The Minnesota Court of Appeals ruled Monday that the National Football League can ban off-duty officers from bringing guns into stadiums on game day.

But in sending the case back to Hennepin County District Court, the court also made it clear that it is leaving the door open for the ban to be overturned.

Minnesota is the first and only state in which the NFL’s 2013 ban has faced a legal challenge. The dispute began in February 2014, when two local law enforcement groups sued the NFL, saying they believe officers have the right to carry and that the public expects them to always be on duty, even at a sporting event.

The league lost round one when Hennepin County Judge Ivy Bernhardson ruled that a 2003 state law called the Citizens’ Personal Protection Act (PPA) requires the NFL to let off-duty officers carry handguns into games. The NFL had argued that the Legislature didn’t intend to require a private establishment to admit a peace officer or anyone else carrying a weapon.

The Appeals Court was asked to decide the narrow question of whether the NFL’s firearms ban violated the PPA.

The PPA’s main purpose was to change some wording with respect to permits to possess and carry firearms. The act significantly limits the rights and remedies of property owners who wish to exclude people from carrying firearms from their property, the ruling said. Peace officers are specifically excluded from the permitting requirements of the PPA.

The Appeals Court said that the district court erred when it concluded that the PPA prevents private-property owners from excluding armed off-duty officers. It said it seems unlikely that the Legislature would choose to restrict the rights of private-property owners to exclude a permit holder who is carrying a firearm, but not an off-duty peace officer who is carrying a firearm.

The filers of the lawsuit have argued that interpreting the PPA as applying to peace officers promotes an absurd result that the Legislature could not have intended.

Monday’s ruling shouldn’t be construed as the final word on the subject, the Appeals Court ruling cautioned. “We merely hold that any such right is not governed by the PPA,” the ruling said. “Other provisions of state or federal law may apply.”

The Vikings are in their second year of play at TCF Bank Stadium at the University of Minnesota.
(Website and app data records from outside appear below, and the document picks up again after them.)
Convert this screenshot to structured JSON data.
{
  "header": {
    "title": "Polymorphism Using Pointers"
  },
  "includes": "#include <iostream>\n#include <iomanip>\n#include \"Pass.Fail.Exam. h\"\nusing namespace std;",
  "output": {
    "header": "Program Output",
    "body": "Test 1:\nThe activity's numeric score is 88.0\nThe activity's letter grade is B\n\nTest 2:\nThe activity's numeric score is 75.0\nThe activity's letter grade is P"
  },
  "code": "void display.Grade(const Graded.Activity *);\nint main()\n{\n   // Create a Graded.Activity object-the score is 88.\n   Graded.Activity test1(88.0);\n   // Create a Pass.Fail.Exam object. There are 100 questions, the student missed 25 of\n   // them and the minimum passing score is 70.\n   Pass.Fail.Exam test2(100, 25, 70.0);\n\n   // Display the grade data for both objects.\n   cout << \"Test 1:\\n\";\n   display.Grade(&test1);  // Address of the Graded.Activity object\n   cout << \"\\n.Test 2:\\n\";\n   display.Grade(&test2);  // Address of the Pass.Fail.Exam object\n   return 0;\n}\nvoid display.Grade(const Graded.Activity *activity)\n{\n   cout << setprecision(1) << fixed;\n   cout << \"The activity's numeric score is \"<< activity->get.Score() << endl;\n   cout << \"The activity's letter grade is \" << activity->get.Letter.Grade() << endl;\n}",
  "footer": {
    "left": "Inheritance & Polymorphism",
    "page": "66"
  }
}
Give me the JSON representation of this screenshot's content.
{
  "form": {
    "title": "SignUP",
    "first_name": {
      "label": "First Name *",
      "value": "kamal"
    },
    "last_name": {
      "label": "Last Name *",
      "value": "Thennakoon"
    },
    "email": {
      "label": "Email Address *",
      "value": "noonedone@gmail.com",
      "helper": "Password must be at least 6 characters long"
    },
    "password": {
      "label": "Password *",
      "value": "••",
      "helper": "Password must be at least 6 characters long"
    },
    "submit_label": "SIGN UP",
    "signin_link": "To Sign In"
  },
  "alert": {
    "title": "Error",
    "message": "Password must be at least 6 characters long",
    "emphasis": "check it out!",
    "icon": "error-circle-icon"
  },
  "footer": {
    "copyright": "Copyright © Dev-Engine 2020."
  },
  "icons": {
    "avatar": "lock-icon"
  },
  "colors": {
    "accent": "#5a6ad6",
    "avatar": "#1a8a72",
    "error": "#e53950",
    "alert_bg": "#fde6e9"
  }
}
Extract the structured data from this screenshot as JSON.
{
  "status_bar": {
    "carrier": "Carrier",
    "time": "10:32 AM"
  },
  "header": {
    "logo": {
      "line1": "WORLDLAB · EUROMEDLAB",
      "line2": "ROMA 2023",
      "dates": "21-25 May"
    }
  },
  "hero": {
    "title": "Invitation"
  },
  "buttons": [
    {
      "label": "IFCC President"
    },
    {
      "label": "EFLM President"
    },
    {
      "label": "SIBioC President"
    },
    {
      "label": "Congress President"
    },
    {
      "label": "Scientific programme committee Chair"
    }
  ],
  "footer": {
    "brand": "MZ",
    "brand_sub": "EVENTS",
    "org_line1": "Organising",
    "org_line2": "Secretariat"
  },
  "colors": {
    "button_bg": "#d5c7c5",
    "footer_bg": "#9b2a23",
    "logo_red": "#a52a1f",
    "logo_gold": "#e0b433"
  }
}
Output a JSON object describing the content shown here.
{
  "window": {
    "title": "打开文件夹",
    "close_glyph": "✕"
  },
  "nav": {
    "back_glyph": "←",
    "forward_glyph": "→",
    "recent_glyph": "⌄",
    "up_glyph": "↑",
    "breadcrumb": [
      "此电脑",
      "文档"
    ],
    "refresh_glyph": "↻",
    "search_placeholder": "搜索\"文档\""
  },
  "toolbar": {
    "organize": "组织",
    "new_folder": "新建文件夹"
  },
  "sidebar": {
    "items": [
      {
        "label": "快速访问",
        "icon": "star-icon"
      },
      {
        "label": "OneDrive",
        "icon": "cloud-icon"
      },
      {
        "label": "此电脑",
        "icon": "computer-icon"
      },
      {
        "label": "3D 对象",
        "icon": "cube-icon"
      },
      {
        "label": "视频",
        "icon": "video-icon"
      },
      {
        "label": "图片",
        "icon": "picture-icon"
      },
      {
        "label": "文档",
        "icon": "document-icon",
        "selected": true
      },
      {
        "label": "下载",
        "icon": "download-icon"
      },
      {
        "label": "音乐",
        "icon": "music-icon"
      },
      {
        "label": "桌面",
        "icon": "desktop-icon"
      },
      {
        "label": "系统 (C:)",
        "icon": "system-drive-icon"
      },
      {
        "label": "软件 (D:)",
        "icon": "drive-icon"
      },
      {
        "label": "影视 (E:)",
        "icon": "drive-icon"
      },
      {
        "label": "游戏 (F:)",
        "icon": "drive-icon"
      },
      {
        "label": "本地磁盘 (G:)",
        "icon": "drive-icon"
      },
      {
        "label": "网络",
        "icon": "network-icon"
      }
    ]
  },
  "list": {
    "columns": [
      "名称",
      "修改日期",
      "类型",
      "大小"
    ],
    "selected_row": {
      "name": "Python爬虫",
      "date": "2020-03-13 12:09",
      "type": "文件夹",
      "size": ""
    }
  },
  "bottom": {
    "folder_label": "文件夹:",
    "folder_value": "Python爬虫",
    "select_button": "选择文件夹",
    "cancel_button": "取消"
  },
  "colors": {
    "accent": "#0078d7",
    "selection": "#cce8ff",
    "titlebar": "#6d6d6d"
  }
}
The team will play there this season, until its new Minneapolis facility opens for the 2016 season. Court rulings on the NFL’s gun ban are likely to apply to the new stadium.